Along with Dylan, Uptain is listening to a lot of outré Americana sounds (Cotton Jones, J.J. Cale, Sturgill Simpson). Uptain said FU’s new work is “going in a weird, bluesy direction, but it’s positive.”
His new attack is “just comfortable right now, and it changes all the time too. Sometimes I’ll sit down with somebody, and gold will happen. I just want to figure out where I want it to go.”
He feels invigorated. “It’s a breath of fresh air,” he said. “Playing music feels good again.”
For Foxtrot Uniform’s slate of upcoming dates, Uptain and Test have replaced Saunders and Busby, who both moved on to other projects, with Shake the Moon’s Morris Holdahl on guitar and The Royal Savages’ James Hughes on bass. Though FU won’t be performing many Cisco tracks onstage until the album hits, the band will trot out a lot of that “weird, bluesy” stuff that hasn’t been recorded yet.
“It’s like being a stand-up comedian: You throw it out there until you feel it’s good,” Uptain said. “If you’re playing three-hour shows, it’s not even to test it on the audience. It’s more for the band to be familiar with it.”
As passionate as he is about the new, unrecorded material Uptain is eager to push Cisco: “Man, it’s been awhile since we [finished] it. I dug it. I thought what we got out of it was real good, and now we’re heading in a different direction. It’s all a process and a learning thing, but I dig the results.”
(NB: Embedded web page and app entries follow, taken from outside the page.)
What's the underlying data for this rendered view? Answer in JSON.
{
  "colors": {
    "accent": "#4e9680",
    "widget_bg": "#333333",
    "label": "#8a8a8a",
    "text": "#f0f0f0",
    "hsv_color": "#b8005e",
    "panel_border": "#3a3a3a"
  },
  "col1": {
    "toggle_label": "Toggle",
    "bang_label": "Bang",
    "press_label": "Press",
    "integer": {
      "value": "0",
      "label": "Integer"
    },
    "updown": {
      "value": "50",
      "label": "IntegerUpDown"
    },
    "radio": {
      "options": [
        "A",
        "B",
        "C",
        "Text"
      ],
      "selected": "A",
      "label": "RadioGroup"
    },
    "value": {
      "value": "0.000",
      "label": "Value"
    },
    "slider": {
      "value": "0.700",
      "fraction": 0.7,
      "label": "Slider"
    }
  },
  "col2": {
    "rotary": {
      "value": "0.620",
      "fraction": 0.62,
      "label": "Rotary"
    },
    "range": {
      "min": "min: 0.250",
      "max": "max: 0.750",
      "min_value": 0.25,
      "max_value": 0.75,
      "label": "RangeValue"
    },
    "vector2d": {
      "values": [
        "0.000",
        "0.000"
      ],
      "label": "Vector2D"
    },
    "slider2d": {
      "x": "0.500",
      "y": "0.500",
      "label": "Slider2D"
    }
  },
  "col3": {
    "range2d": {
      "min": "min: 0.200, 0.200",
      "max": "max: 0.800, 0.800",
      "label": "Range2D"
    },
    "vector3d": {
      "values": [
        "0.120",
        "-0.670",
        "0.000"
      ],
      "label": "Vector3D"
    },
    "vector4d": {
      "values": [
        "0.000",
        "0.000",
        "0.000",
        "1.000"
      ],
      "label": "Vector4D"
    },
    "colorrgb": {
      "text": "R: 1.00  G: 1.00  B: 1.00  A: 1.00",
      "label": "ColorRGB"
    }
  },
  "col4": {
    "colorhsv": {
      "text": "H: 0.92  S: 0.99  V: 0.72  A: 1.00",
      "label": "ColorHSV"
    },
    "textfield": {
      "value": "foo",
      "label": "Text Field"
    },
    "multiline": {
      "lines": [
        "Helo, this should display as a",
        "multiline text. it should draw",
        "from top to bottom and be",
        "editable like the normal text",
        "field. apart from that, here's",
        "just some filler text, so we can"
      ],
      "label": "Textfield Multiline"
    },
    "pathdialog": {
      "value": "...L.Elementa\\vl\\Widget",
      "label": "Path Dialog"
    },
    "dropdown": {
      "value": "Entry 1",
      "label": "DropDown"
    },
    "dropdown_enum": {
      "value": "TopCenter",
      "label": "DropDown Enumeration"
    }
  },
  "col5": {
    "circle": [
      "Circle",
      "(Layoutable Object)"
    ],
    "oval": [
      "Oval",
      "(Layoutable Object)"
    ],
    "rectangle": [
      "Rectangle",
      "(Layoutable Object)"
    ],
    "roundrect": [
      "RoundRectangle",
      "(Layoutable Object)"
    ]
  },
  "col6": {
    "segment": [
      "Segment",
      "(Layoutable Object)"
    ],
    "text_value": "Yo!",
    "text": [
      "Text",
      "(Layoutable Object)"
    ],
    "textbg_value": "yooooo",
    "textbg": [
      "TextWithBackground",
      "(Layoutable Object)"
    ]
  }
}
Fri at The Free Man Cajun Café & Lounge, 2626 Commerce St, Dallas. 214-377-9893.